[Source records]
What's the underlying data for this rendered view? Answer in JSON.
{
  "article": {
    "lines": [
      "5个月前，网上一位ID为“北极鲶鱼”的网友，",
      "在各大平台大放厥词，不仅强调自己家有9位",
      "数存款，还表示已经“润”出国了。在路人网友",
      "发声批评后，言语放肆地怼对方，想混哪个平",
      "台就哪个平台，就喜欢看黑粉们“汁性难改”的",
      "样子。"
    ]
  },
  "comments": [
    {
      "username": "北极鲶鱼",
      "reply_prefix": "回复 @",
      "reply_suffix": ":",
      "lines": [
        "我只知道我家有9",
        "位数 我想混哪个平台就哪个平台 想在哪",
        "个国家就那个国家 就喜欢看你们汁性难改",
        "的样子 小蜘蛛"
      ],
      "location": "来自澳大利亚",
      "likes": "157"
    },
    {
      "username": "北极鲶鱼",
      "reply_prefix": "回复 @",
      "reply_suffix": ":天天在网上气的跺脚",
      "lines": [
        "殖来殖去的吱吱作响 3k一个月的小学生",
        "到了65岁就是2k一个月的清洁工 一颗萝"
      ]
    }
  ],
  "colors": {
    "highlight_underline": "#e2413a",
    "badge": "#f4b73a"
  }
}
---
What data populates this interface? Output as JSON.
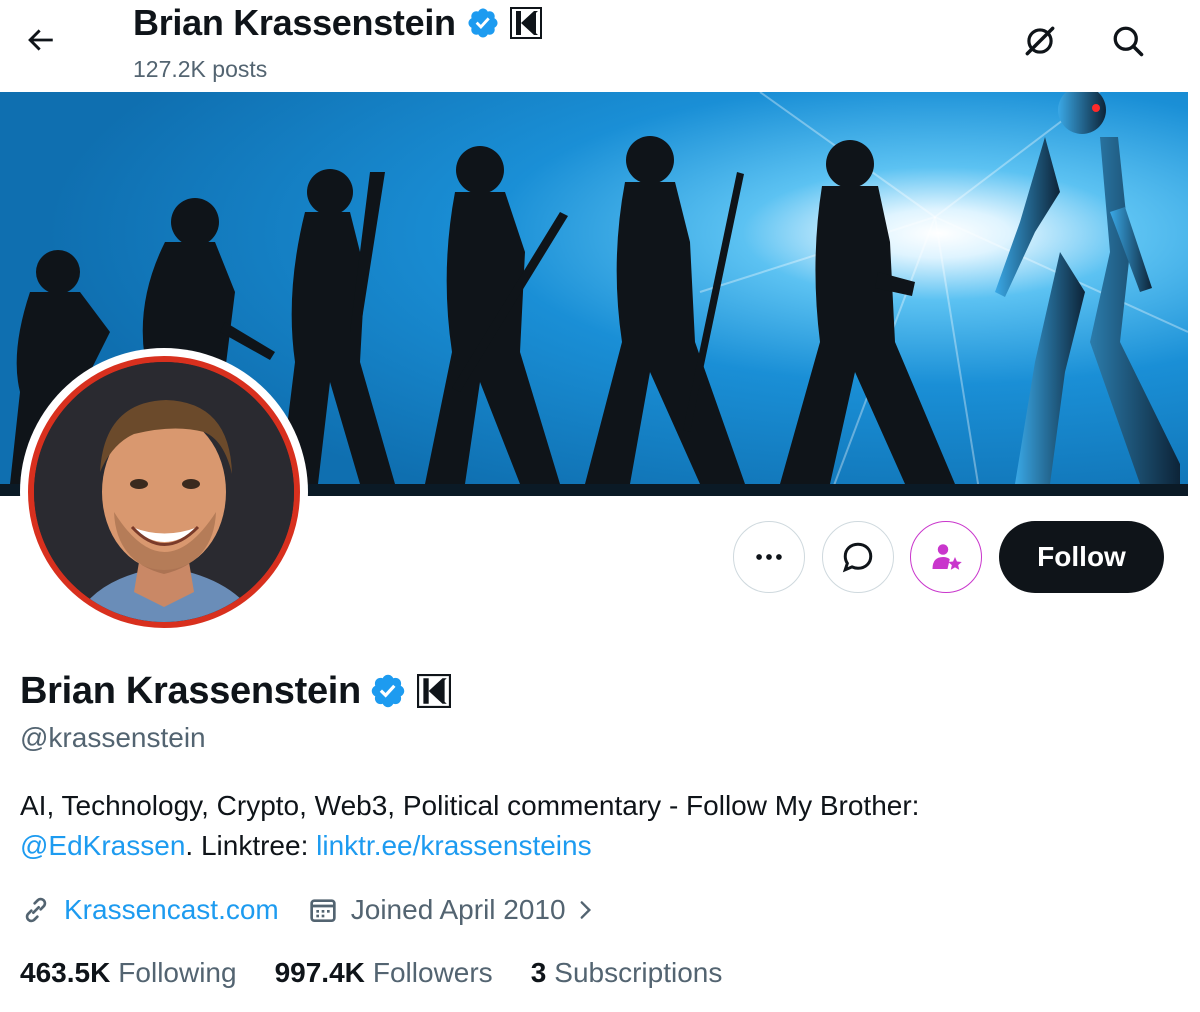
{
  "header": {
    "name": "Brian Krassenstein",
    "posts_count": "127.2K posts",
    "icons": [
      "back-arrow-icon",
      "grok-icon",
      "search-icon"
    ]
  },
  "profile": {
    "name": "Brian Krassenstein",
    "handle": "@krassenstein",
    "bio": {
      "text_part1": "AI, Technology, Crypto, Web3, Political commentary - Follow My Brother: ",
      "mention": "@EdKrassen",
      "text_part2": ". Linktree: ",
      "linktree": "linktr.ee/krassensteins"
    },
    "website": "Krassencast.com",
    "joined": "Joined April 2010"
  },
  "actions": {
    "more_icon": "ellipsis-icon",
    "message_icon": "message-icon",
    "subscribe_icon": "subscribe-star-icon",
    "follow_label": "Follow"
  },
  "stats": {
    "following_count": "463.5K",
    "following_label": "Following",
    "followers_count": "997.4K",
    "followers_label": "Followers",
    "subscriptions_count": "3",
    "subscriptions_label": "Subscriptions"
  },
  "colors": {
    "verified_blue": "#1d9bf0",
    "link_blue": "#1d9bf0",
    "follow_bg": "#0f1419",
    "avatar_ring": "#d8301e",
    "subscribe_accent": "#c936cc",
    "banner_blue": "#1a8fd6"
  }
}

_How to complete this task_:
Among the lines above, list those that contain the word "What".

_Response for this exercise_:
What's the underlying data for this rendered view? Answer in JSON.
What data populates this interface? Output as JSON.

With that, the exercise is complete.